Making a game
When I worked at Puzzle Break, my team and I followed a process to produce virtual escape room games. I want to walk you through that process for how I would make one of these types of games.
Defining the game
The first thing I start with is talking with stakeholders and departments within Puzzle Break, paying close attention to sales and customer feedback. What do our customers like and what do they want? Are there themes and games that sell better than others? What do our competitors offer? Based on this research, I generate ideas for themes and stories. I find it useful to start with a strong theme, because it influences and touches everything, from puzzle content to UX writing to web design.
Occasionally, there may be an existing theme or intellectual property that the company wants to prioritize (such as a sequel or expansion). While some game designers may see this as a restriction, I see them as opportunities to experiment with mechanics and create fun content.
This is the phase when I brainstorm stories, locations, puzzles, player interactions and mechanics using Miro and Notion. I like to make lists, such as this one.

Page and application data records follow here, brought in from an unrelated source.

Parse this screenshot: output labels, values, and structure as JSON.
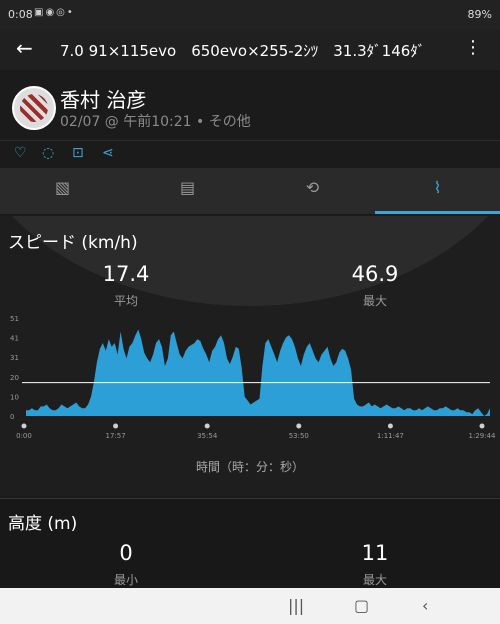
{
  "status": {
    "time": "0:08",
    "right": "89%"
  },
  "appbar": {
    "title": "7.0 91×115evo　650evo×255-2ｼﾂ　31.3ﾀﾞ146ﾀﾞ"
  },
  "profile": {
    "name": "香村 治彦",
    "subtitle": "02/07 @ 午前10:21 • その他"
  },
  "speed": {
    "title": "スピード (km/h)",
    "avg_value": "17.4",
    "avg_label": "平均",
    "max_value": "46.9",
    "max_label": "最大"
  },
  "chart_data": {
    "type": "area",
    "y_ticks": [
      "51",
      "41",
      "31",
      "20",
      "10",
      "0"
    ],
    "x_ticks": [
      "0:00",
      "17:57",
      "35:54",
      "53:50",
      "1:11:47",
      "1:29:44"
    ],
    "xlabel": "時間（時：分：秒）",
    "ylim": [
      0,
      51
    ],
    "avg_line": 17.4,
    "values": [
      3,
      3,
      4,
      3,
      3,
      5,
      5,
      6,
      4,
      3,
      3,
      4,
      6,
      5,
      4,
      5,
      6,
      7,
      5,
      4,
      4,
      6,
      10,
      18,
      28,
      35,
      38,
      34,
      40,
      36,
      38,
      32,
      44,
      35,
      30,
      36,
      38,
      42,
      45,
      40,
      33,
      30,
      28,
      32,
      38,
      40,
      36,
      26,
      30,
      42,
      44,
      38,
      32,
      30,
      34,
      36,
      37,
      38,
      40,
      39,
      35,
      32,
      28,
      34,
      36,
      40,
      42,
      38,
      30,
      27,
      31,
      36,
      35,
      25,
      10,
      8,
      6,
      7,
      8,
      9,
      26,
      38,
      40,
      36,
      32,
      28,
      34,
      38,
      41,
      42,
      40,
      36,
      30,
      26,
      32,
      36,
      38,
      34,
      30,
      28,
      32,
      34,
      36,
      30,
      26,
      28,
      33,
      35,
      34,
      30,
      24,
      9,
      6,
      5,
      5,
      6,
      7,
      5,
      6,
      5,
      4,
      5,
      6,
      5,
      4,
      4,
      5,
      4,
      3,
      4,
      4,
      3,
      3,
      4,
      3,
      4,
      5,
      4,
      3,
      3,
      4,
      4,
      5,
      4,
      3,
      3,
      4,
      3,
      3,
      2,
      2,
      1,
      3,
      4,
      2,
      0,
      1,
      4
    ]
  },
  "altitude": {
    "title": "高度 (m)",
    "min_value": "0",
    "min_label": "最小",
    "max_value": "11",
    "max_label": "最大"
  },
  "colors": {
    "accent": "#3aa6d8",
    "fill": "#2b9fd6"
  }
}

After brainstorming ideas, my team and I select the ones that sound viable, fitting our budget and timeline. It's important to note that we have to make adaptations for physical vs. virtual puzzles, making important considerations for player behavior, interactivity, communication among players, as well as the quality and visual language of the puzzles, website, etc.
Developing a prototype
Where the fun begins! I make initial prototypes of puzzles and playtest them using Miro. At the same time, I'm making illustrations, game logo, advertising poster, characters, and graphics that fit the chosen style themes. I will also work on the flow of the game, how to direct players to certain places and "train" them to play the game.
This is the stage that is most critical to game development. I playtest our puzzles and game prototypes with users. In any puzzle game environment, whether virtual or physical, it's important for players to understand what their tasks are and where to find them.
I pay close attention to player reactions, behaviors & dig deep into how they were feeling as they played the game. I want to have a clear understanding of what I can do to help the players have fun, feel engaged & complete the game.
Because initial ideas don't always render well in reality, game testing & improvement are repeated many times. I might scrap puzzles, tweak the story, develop new puzzles. This is a process that can continue even after the game is released.